• **EXERCISE PROMPT**
When "location" occurs in a line of the material, copy that line.

• **PROVIDED RECORDS**
·····

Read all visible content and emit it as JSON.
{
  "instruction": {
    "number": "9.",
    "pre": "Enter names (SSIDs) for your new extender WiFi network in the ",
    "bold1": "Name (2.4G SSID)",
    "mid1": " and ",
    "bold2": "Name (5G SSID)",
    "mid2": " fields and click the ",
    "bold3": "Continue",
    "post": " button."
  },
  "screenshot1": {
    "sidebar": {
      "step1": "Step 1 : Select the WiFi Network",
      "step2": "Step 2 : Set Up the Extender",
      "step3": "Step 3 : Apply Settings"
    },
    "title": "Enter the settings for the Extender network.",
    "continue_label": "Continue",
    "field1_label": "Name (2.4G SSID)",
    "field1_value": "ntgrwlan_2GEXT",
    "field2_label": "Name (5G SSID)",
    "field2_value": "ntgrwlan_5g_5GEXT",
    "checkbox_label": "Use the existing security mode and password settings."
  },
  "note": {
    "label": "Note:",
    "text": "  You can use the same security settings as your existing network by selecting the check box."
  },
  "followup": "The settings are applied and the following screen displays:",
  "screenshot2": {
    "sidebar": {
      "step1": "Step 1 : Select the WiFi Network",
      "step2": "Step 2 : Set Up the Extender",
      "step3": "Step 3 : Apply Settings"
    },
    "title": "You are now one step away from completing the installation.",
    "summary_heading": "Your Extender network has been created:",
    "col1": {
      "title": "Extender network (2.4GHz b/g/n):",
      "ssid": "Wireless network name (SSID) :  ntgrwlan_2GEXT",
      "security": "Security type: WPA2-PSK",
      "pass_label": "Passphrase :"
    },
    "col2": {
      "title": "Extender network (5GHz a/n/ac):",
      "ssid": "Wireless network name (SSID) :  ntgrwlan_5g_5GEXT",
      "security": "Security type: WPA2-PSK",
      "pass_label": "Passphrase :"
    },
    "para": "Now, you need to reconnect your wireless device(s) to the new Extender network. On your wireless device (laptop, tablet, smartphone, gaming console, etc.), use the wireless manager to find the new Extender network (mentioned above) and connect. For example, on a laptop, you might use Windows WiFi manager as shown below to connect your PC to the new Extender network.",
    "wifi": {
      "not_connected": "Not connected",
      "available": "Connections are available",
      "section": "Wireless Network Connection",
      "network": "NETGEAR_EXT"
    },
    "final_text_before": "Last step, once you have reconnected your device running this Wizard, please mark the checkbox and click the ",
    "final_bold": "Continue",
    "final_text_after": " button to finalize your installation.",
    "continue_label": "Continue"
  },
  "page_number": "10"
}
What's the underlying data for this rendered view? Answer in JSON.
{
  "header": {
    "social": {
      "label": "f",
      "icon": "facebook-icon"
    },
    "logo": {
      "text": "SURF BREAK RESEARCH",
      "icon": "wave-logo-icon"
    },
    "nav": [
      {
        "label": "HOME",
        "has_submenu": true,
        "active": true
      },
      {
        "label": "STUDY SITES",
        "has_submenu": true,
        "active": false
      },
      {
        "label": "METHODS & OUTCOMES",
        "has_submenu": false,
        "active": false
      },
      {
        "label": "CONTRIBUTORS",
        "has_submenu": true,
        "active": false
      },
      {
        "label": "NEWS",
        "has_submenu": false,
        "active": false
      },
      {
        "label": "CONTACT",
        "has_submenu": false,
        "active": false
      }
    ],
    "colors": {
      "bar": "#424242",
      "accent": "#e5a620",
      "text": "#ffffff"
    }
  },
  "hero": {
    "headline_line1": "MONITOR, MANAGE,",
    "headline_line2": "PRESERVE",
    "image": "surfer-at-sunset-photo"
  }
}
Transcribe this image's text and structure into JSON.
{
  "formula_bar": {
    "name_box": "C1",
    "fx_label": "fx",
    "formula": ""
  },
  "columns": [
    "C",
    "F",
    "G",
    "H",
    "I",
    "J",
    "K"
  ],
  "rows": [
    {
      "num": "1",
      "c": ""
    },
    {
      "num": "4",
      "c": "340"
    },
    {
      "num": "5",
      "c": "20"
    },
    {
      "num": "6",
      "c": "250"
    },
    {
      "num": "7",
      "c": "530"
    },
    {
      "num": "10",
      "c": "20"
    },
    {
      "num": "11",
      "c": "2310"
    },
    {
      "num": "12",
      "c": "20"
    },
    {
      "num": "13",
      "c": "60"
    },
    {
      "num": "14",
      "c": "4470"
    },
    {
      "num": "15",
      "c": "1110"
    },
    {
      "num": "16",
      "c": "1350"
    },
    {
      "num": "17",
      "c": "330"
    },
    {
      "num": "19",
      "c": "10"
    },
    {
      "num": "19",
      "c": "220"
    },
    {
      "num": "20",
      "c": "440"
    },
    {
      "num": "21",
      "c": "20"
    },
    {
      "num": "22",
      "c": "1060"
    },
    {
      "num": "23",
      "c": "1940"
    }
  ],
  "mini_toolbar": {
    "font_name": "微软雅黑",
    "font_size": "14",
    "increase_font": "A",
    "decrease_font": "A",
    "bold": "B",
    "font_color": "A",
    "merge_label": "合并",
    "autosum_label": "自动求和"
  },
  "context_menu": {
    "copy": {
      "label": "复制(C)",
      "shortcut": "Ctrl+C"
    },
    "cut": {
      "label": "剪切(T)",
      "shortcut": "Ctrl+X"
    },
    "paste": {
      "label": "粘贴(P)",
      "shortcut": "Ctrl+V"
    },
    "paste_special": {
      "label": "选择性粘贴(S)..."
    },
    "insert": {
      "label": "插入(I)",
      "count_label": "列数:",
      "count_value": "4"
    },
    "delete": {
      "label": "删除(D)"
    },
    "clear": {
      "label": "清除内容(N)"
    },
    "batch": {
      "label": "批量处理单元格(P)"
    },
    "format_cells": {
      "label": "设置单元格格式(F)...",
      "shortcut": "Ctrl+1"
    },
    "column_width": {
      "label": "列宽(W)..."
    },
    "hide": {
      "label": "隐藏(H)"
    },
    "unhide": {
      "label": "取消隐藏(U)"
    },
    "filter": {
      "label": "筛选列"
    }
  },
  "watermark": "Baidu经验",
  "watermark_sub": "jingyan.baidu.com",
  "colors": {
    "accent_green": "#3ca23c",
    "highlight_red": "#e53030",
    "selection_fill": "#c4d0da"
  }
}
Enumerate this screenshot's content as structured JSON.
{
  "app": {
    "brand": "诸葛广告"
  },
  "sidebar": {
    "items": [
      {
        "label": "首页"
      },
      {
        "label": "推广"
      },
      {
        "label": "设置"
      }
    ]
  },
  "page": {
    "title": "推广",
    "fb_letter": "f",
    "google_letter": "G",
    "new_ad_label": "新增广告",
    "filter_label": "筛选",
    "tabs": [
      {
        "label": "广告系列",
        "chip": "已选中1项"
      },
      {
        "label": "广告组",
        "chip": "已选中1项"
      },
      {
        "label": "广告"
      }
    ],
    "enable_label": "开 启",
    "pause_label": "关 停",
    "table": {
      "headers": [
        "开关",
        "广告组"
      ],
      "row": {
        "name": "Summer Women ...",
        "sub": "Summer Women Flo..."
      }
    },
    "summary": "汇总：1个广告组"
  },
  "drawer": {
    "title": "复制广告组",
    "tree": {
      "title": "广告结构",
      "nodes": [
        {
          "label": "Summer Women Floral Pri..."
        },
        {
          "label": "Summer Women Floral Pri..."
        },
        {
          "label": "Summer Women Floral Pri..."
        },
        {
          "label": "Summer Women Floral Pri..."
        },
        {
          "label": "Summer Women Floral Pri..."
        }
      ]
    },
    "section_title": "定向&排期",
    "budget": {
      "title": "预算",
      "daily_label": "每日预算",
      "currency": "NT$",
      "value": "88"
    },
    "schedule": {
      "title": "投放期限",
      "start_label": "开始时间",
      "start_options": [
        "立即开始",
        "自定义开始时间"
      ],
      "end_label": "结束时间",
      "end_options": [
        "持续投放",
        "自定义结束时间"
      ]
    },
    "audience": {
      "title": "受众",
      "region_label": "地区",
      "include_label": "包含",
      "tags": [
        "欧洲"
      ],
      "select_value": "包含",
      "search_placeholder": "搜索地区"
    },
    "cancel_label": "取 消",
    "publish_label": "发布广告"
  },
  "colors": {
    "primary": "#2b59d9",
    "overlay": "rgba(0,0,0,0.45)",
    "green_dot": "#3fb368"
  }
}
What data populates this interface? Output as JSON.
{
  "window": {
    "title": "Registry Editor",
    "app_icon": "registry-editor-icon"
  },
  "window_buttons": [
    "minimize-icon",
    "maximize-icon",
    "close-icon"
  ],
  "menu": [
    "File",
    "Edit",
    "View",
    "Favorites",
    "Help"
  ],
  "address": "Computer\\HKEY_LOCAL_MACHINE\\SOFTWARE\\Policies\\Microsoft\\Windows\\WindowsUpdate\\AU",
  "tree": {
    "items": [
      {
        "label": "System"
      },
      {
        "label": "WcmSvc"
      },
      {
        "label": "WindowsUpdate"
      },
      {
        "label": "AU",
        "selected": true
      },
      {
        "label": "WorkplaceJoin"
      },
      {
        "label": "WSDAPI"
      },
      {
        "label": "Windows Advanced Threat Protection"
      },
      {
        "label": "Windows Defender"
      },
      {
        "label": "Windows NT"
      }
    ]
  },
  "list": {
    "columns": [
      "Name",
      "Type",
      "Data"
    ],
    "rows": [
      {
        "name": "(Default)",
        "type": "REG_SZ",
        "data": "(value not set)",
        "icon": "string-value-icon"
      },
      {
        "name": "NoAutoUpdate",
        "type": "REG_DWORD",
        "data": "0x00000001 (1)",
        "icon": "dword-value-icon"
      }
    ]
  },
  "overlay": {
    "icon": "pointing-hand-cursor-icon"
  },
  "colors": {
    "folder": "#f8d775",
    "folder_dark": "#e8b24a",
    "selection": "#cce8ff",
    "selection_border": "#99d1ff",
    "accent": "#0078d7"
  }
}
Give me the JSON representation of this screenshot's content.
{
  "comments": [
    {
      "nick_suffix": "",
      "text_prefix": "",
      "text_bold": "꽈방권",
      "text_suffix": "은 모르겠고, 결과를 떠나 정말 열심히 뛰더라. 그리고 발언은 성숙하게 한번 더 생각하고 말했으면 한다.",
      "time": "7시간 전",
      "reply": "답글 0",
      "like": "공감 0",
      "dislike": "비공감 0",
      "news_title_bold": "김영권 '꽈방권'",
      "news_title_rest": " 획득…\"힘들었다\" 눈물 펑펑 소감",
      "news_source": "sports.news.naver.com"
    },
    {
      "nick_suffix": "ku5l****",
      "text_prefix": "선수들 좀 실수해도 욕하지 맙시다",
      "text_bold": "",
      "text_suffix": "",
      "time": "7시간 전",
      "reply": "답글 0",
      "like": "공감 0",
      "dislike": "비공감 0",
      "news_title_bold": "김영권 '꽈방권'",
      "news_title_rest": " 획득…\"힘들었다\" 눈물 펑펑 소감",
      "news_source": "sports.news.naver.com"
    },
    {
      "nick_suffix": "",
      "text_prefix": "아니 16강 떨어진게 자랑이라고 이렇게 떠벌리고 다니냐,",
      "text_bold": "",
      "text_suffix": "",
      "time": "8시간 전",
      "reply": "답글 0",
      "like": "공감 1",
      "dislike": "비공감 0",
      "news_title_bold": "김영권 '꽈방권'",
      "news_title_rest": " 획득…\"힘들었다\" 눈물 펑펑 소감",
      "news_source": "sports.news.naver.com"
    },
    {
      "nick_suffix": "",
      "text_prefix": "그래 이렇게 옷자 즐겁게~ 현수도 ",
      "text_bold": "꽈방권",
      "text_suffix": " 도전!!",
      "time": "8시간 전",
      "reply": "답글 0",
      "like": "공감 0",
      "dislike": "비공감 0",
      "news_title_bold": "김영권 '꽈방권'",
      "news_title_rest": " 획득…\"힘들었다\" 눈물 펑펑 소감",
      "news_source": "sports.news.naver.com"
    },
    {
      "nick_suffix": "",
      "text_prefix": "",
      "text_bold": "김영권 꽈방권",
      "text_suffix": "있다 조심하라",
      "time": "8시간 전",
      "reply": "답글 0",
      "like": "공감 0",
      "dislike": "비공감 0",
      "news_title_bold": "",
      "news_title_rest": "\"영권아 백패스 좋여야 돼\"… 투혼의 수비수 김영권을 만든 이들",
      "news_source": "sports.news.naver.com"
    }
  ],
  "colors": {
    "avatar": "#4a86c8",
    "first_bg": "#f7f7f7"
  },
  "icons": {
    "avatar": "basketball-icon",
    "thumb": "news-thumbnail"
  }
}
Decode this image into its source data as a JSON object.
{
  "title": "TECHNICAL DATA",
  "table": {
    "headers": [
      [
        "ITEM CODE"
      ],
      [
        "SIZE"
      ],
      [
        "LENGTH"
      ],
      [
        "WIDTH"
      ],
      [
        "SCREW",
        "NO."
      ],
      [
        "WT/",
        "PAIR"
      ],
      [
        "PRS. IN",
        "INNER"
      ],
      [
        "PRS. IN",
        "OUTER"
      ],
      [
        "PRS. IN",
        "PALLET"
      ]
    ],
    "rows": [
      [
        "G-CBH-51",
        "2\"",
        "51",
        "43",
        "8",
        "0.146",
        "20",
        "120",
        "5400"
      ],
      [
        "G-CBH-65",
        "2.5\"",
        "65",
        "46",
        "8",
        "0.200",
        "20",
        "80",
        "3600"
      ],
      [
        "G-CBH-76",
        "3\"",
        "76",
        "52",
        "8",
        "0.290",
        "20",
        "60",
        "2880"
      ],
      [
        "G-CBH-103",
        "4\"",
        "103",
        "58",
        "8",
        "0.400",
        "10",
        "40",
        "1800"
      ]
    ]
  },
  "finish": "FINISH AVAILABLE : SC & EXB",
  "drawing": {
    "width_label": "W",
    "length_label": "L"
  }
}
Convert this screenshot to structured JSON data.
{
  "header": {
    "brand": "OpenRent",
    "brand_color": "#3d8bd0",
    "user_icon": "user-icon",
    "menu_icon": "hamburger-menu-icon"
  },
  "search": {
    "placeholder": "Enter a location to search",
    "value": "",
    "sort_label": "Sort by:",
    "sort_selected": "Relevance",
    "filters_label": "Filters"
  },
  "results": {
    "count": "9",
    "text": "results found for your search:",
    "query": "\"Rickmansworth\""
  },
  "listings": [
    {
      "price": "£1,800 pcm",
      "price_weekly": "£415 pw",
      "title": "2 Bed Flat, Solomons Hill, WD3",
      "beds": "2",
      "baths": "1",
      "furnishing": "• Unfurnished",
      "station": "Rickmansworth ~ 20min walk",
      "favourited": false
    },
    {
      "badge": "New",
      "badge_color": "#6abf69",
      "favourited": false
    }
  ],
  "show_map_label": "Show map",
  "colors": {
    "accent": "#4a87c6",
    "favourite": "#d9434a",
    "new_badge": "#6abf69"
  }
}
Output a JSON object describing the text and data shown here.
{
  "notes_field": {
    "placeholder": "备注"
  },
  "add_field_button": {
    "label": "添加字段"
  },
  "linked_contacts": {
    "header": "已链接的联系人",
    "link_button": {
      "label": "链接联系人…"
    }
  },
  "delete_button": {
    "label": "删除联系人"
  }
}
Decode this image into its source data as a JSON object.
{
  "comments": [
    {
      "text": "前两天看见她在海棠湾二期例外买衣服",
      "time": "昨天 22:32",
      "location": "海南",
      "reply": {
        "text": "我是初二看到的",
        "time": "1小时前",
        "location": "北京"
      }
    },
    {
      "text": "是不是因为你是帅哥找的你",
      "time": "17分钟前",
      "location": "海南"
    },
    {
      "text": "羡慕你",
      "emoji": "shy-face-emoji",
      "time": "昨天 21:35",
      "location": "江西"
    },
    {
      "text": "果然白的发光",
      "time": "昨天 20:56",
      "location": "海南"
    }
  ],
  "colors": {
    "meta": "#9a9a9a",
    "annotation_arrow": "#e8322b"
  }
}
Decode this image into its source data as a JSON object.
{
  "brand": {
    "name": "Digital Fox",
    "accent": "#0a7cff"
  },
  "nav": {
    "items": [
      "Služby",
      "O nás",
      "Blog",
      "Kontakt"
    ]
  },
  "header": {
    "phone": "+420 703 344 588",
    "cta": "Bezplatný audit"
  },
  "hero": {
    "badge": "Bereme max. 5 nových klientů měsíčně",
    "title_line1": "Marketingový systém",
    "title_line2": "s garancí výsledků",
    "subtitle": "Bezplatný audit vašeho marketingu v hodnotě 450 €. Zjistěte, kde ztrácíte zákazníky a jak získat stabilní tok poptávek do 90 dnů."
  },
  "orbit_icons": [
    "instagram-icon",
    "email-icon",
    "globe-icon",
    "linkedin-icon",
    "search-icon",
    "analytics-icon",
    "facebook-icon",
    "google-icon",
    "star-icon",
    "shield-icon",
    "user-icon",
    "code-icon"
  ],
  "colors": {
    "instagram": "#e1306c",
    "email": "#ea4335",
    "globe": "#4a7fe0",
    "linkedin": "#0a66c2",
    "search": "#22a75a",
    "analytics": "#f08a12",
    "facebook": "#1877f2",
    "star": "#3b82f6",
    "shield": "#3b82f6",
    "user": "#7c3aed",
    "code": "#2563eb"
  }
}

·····

• **RESULT OF THE EXERCISE**
    "placeholder": "Enter a location to search",
      "location": "海南",
        "location": "北京"
      "location": "海南"
      "location": "江西"
      "location": "海南"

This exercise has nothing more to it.